Most people like to shop, its fun to pick out a new car, or shoes, even furniture, but when it comes to groceries the thrill is gone. It’s that one shopping trip that has to be done and the longer you put it off, the more stressful it seems it is. After spending an hour or more fighting traffic with your cart, standing in the long check- out line, you get home and find your bread is squished. Just great!
It doesn’t have to end so badly. With a few tips and a little common sense, you can make your next stop to the market a little easier. At least, with the check-out. Keep these things in mind when you shop and you’ll probably feel better when you get home.
First and foremost, for your own protection, keep all heavy items in your cart or underneath. General rules of thumb; if it’s not going to fit inside a bag then don’t bother lifting. Most grocery stores have hand held scanners that can reach those products or a book of codes for things they don’t expect you to lift. You have to lift it to put it in your cart to begin with, you have to lift it into your car, then you have to lift it into the house; why lift an extra time to place upon the conveyer belt? Items that you should consider leaving where you have them are water bottle packs, watermelons, pumpkins, 12 pack sodas, heavy detergents, beer, and things of that nature. Of course there are always exceptions. Sometimes you decide at the last minute, after your cart is full of food that you want that water. When you’re checking out, you might have to move it in order to get to the items below it.
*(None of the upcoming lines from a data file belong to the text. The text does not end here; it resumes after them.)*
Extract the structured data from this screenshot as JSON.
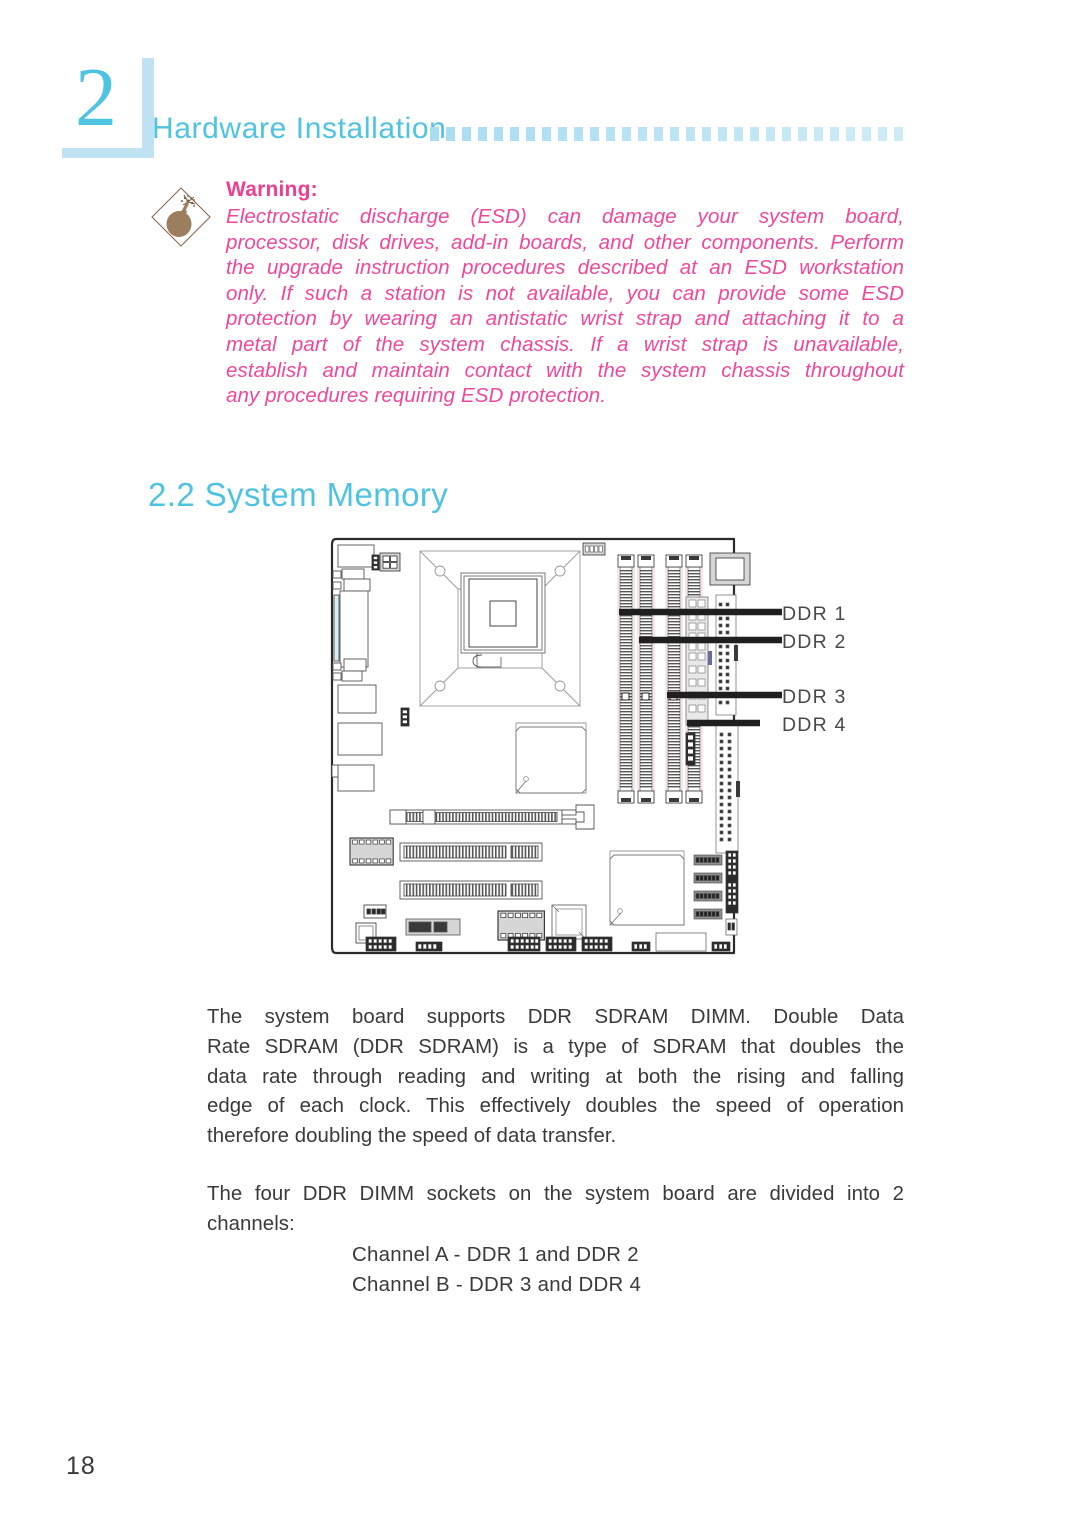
{
  "header": {
    "chapter_number": "2",
    "title": "Hardware Installation",
    "dot_count": 30,
    "accent_color": "#4ec3e2"
  },
  "warning": {
    "icon": "bomb-icon",
    "title": "Warning:",
    "color": "#f0479b",
    "line1": "Electrostatic discharge (ESD) can damage your system board,",
    "line2": "processor, disk drives, add-in boards, and other components. Perform",
    "line3": "the upgrade instruction procedures described at an ESD workstation",
    "line4": "only. If such a station is not available, you can provide some ESD",
    "line5": "protection by wearing an antistatic wrist strap and attaching it to a",
    "line6": "metal part of the system chassis. If a wrist strap is unavailable,",
    "line7": "establish and maintain contact with the system chassis throughout",
    "line8": "any procedures requiring ESD protection."
  },
  "section": {
    "number": "2.2",
    "title": "System Memory",
    "heading": "2.2 System Memory"
  },
  "figure": {
    "name": "system-board-diagram",
    "callouts": [
      {
        "label": "DDR 1"
      },
      {
        "label": "DDR 2"
      },
      {
        "label": "DDR 3"
      },
      {
        "label": "DDR 4"
      }
    ]
  },
  "body": {
    "paragraph1": "The system board supports DDR SDRAM DIMM. Double Data Rate SDRAM (DDR SDRAM) is a type of SDRAM that doubles the data rate through reading and writing at both the rising and falling edge of each clock. This effectively doubles the speed of operation therefore doubling the speed of data transfer.",
    "p1_lines": [
      "The system board supports DDR SDRAM DIMM. Double Data",
      "Rate SDRAM (DDR SDRAM) is a type of SDRAM that doubles the",
      "data rate through reading and writing at both the rising and falling",
      "edge of each clock. This effectively doubles the speed of operation",
      "therefore doubling the speed of data transfer."
    ],
    "paragraph2": "The four DDR DIMM sockets on the system board are divided into 2 channels:",
    "p2_lines": [
      "The four DDR DIMM sockets on the system board are divided into 2",
      "channels:"
    ],
    "channels": [
      "Channel A - DDR 1 and DDR 2",
      "Channel B - DDR 3 and DDR 4"
    ]
  },
  "footer": {
    "page_number": "18"
  }
}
When unloading your cart onto the belt, keep in mind how you want everything bagged. Chances are your cart is already separated and you probably don’t even realize it. Most people tend to stop by the dairy department, for example, and take everything they need and usually place them in the same part of the cart, going to another department, etc. So unloading at the belt shouldn’t be that confusing. Start with the heavy items that do need bags, like soda, water bottles, and cans. If they are first on the belt, they’ll be first to go back into your cart after being bagged. They’ll line the bottom and then your lighter stuff can go on to top of them and not be squished. Keep refrigerated things together, soaps and cleaners together, produce together, etc. Trust me; you’ll be happier with how your items are being bagged.
A tip about the belt itself; it’s a conveyer belt which in essence is like a treadmill. It continuously rolls so that your items can be brought right to the cashier. What happens if you stand still on a treadmill? You roll. So do your groceries. With that in mind, don’t pile your items on top of each other. Many people tend to just throw all their items up on the belt which causes an avalanche when it begins to move. Their reasoning is that they want their share of the unloading process to be over and are careless of how they do it. This only results in things falling off, or falling onto a bag of chips. Rushing to unload isn’t going to get you home any faster, if anything it’s going to slow you down. Be patient, as the cashier scans items the belt will move and allowing more things to be added.
And finally, something else you should never put on the belt, small flat items. Greeting cards, magnets, some magazines, gift cards, etc., are thin enough to get sucked right down the belt, never to be seen again. Hold them until everything else is scanned or hand them to the cashier right away. Better safe than sorry. This applies to money and coupons as well; you don’t want to lose those.
With a little thought to the process, the trip to the grocery store needn’t be so stressful. Keep heavy stuff inside the cart, unload heaviest to lightest, and keep like things together. Remember not to put anything valuable upon the belt. When you get home, you’re going to find your food in much better shape.